The CIRC’s centricity and the regular events it hosts bring together researchers from a range of fields, effectively building a University-wide research community and generating more opportunities for interdisciplinary research activities. Recently, the CIRC helped connect the chair of the Department of Computer Science with faculty researchers in the Medical Center for their mutual benefit. The chair’s undergraduate students gained the opportunity to apply the parallel computing techniques they were learning to real-life problems, and the faculties were able to use the solutions the students developed to advance their research. Similarly, during a discussion with researchers regarding potential uses of the new visualization lab that opened last fall, faculty in the Department of Microbiology & Immunology and the Institute of Optics connected through mutual interests in visualization and health science to develop a new research partnership.
To continue to help our researchers stay on the forefront of their respective fields and unlock the potential of big data, we are developing the University’s visualization capabilities. Last year, with funding assistance from New York State, we completed construction of a state-of-the-art visualization lab called the VISTA Collaboratory. The lab creates the immersive experience necessary to allow researchers to view and compare large sets of data on one screen or observe fine detail in the context of larger structures. At the heart of the lab is a curved display wall that is 20 feet wide and 8 feet tall with a resolution (50 megapixels) approaching that of IMAX theaters. As a user facility available to industry, I expect this lab will strengthen and expand our existing research collaborations and attract new private sector partners.
The ability to provide supercomputing support to faculty researchers can be a key differentiator for research universities. As we look to the future, the strategic partnerships we have built — between faculty and technical staff, industry and government — have positioned the University to be a leader in the data sciences.

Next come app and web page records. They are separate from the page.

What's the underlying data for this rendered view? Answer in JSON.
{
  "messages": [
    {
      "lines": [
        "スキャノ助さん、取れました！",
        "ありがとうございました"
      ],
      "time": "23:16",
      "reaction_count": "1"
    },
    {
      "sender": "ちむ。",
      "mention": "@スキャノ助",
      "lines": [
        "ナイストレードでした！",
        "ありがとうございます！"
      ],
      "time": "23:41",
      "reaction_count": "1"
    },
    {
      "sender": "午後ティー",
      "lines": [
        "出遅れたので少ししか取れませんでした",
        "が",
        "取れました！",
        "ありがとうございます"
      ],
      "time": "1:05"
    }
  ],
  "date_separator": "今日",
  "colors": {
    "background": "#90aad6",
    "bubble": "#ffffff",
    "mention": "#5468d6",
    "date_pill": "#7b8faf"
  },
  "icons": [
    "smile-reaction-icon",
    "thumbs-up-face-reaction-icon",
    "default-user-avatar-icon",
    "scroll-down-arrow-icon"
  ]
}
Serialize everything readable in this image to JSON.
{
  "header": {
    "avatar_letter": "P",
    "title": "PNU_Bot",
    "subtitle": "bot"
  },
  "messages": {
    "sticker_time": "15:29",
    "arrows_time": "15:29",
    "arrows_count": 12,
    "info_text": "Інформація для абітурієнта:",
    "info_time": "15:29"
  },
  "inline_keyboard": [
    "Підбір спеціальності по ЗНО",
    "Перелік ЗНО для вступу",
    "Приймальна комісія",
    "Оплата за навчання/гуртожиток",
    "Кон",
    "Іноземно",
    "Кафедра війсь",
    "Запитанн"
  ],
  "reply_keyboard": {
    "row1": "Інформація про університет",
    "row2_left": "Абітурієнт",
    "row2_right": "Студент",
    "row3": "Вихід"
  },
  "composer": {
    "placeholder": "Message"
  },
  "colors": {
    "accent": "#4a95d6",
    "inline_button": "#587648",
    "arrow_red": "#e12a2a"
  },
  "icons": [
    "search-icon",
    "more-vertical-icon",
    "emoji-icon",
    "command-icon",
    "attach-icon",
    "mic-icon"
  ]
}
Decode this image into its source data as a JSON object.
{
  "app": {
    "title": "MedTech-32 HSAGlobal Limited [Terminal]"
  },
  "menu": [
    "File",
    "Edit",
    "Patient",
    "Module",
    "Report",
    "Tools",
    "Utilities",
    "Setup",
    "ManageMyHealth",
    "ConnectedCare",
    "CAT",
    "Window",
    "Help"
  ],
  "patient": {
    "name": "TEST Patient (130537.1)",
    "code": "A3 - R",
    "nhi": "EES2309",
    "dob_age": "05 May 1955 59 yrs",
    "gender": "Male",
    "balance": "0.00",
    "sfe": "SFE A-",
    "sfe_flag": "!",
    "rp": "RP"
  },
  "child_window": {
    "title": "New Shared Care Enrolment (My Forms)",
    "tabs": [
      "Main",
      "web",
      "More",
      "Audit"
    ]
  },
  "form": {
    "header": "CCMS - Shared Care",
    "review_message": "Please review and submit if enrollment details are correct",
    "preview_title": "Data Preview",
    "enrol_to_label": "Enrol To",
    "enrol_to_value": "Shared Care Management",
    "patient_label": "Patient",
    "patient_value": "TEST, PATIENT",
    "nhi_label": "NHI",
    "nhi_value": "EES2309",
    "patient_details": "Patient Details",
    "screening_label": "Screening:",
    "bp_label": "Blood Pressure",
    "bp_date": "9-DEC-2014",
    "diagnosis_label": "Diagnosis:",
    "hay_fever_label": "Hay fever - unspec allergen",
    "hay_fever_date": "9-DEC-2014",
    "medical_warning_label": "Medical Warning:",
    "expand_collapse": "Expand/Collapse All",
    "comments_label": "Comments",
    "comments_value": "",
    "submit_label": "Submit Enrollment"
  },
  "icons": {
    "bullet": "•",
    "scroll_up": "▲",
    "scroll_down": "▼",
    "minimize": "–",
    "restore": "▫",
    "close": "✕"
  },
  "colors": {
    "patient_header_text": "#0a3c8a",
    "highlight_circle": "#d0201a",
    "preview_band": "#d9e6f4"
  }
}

The existence of a resource like the CIRC has enabled the University to not only accelerate research, but also develop new majors in the data sciences to educate the next generation of researchers and computational scientists.